There`s certainly nothing original about the observation that conscious experience poses a hard problem.
Within psychology and neuroscience, some new and rigorous experimental paradigms for studying consciousness have helped it begin to overcome the stigma that has been attached to the topic for most of this century.
I never expected this to catch on in the way it did! Of course similar observations have been made by any number of people, and the distinction is obvious to anyone who thinks about the subject a little.
Even when I was studying mathematics, physics, and computer science, it always seemed that the problem of consciousness was about the most interesting problem out there for science to come to grips with.
Sense data are much more controversial than qualia, because they are associated with a controversial theory of perception - that one perceives the world by perceiving one`s sense-data, or something like that.
People have managed to avert their eyes and hope for the best.
It probably helps that my background is in the sciences and I can speak the scientists` language.
What does it mean, exactly, for a given system to be a "neural correlate of consciousness"?
Actually, I think most people accept the existence of qualia.
Things are still in early stages, but one can imagine that as we build up and systematize our theories of these associations, and try to boil them down to their core, the result might point us toward the sort of fundamental principles I advocate.
I think that consciousness has always been the most important topic in the philosophy of mind, and one of the most important topics in cognitive science as a whole, but it had been surprisingly neglected in recent years.
Actually, I think my view is compatible with much of the work going on now in neuroscience and psychology, where people are studying the relationship of consciousness to neural and cognitive processes without really trying to reduce it to those processes.
Although I`m Australian, I find myself much more in sympathy with the Austrian version!
Here, the broader issues are already familiar, and discussion has focused at a more sophisticated and detailed level.
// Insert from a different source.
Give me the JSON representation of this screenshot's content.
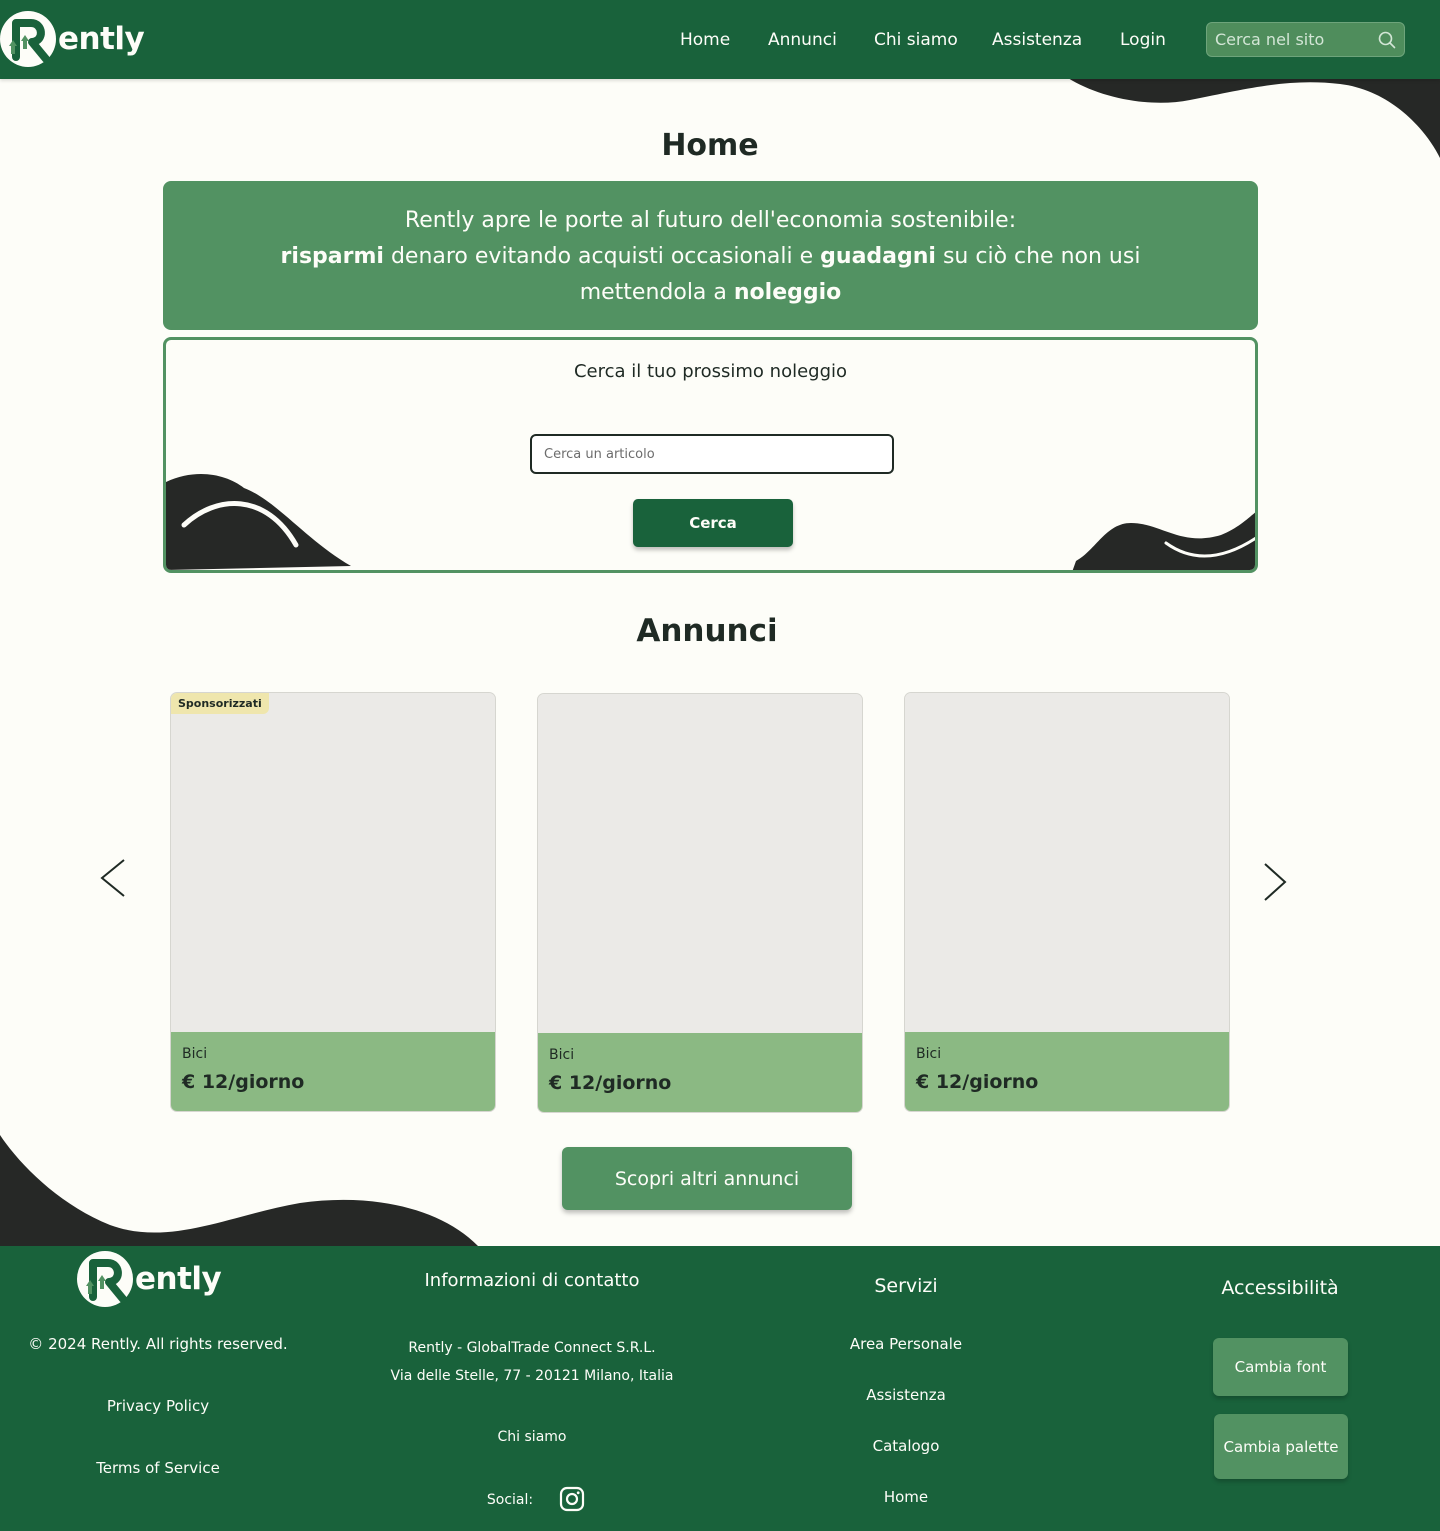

Within the philosophy of mind, the problem of consciousness is no big news.
I argue that neuroscience alone isn`t enough to explain consciousness, but I think it will be a major part of an eventual theory.
Anyway, there is a lot of really interesting work going on in the neuroscience and psychology of consciousness, and I would love to see philosophers become more closely involved with this.